Speak directly to the patient, and tell them whatever you think is relevant to tell them. Don’t hesitate to tell him all the positive events of the hospitalization but also the difficult events and your feelings.
Indeed, it is also and even more importantly these events that will interest the patient when he/she returns to a state of normal consciousness in order to take the full measure of what he/she has been through.
Telling him about his possible delusions, hallucinations or even the harmless events that occurred during his hospitalization will allow him to better understand the aberrant memories that he may have.
For example: Telling him that he is strangely staring at a stain on the ceiling or telling him that he has been subjected to a lot of noise all day due to construction work may help him better understand the strange memory he has of seeing an animal in his room or of feeling like he is in the hold of a ship!

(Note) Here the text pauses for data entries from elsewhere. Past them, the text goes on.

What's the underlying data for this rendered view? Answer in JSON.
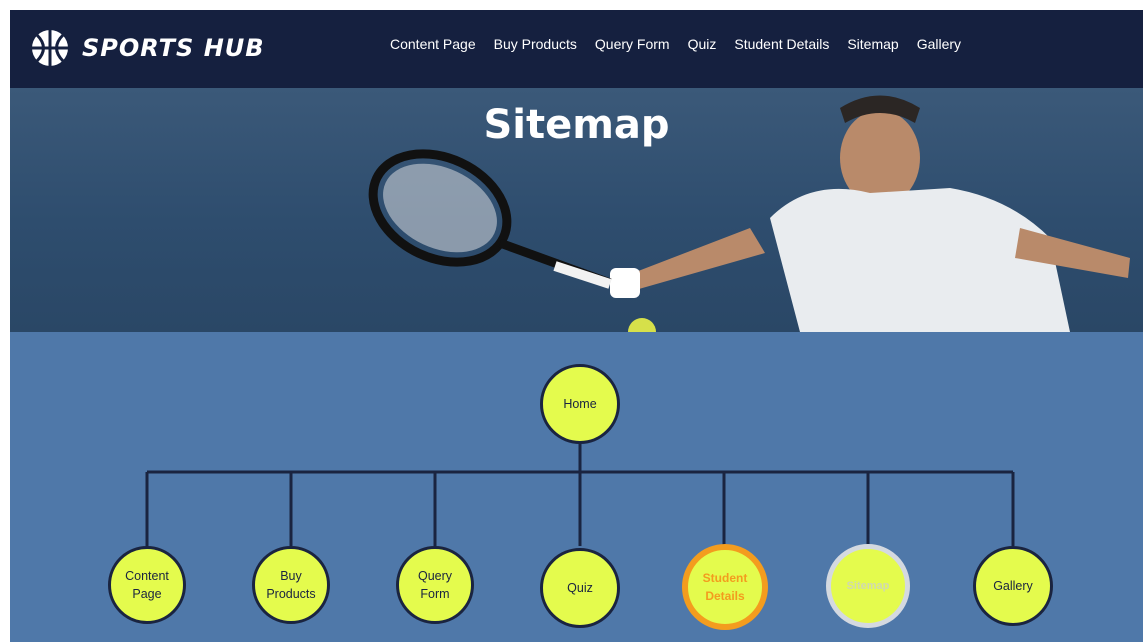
{
  "brand": {
    "name": "SPORTS HUB"
  },
  "nav": {
    "items": [
      {
        "label": "Content Page"
      },
      {
        "label": "Buy Products"
      },
      {
        "label": "Query Form"
      },
      {
        "label": "Quiz"
      },
      {
        "label": "Student Details"
      },
      {
        "label": "Sitemap"
      },
      {
        "label": "Gallery"
      }
    ]
  },
  "hero": {
    "title": "Sitemap"
  },
  "sitemap": {
    "root": {
      "label": "Home"
    },
    "children": [
      {
        "label": "Content Page"
      },
      {
        "label": "Buy Products"
      },
      {
        "label": "Query Form"
      },
      {
        "label": "Quiz"
      },
      {
        "label": "Student Details"
      },
      {
        "label": "Sitemap"
      },
      {
        "label": "Gallery"
      }
    ]
  },
  "colors": {
    "header_bg": "#15203f",
    "sitemap_bg": "#4f78a9",
    "node_fill": "#e4fb4d",
    "node_border": "#1a2440",
    "active_orange": "#f39c1e",
    "active_grey": "#d4d9e0"
  }
}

Feel free to put all the events that happen to the patient into a larger context The patient can tell his or her story: tell what is happening at home (children’s progress at school, passage of the seasons, a family member’s trip, etc.); tell events in the outside world (results of sports events related to the patient’s interests, major news events that the patient will not experience live, political events, etc.): Putting his or her story in context will help him or her to rebuild.
It is important:
- To write in chronological order of the sequence of events
- That each entry is dated and signed
- Thata short note per day is better than a long summary of the pastweek, because it allows for more precision in the daily details that will be valuable to the patient
- From continue to write even after the patient has woken up, and at least until the patient is discharged from the ward, or even until the cognitive problems, which may persist in a discreet manner, have completely disappeared. It is frequent that patients who are awake for several days before being discharged from the ward have no memory of it.
- Pasting messages or mail from people who can’t visit your loved one
- Glue sealed envelopes to keep certain messages for your loved one only. The Lifemapp-logbook application allows you to write private messages to which only the patient will have access.
- Paste pictures of daily life in which he does not participate,
- Collage of children’s drawings
- It may be interesting for your loved one to have access to photos of him or her during the hospitalization, to better realize the states he or she went through. However, we recommend keeping these photos in sealed envelopes with a warning message: seeing yourself in this state can be as beneficial and therapeutic as it is violent. The Lifemapp-logbook application allows you to insert photos under a “sensitive content” filter to protect the patient and any sensitive readers.
- Tell what is going on at home (children’s progress at school, a family member’s trip…)
- Report on events in the outside world (results of sports or political events etc.)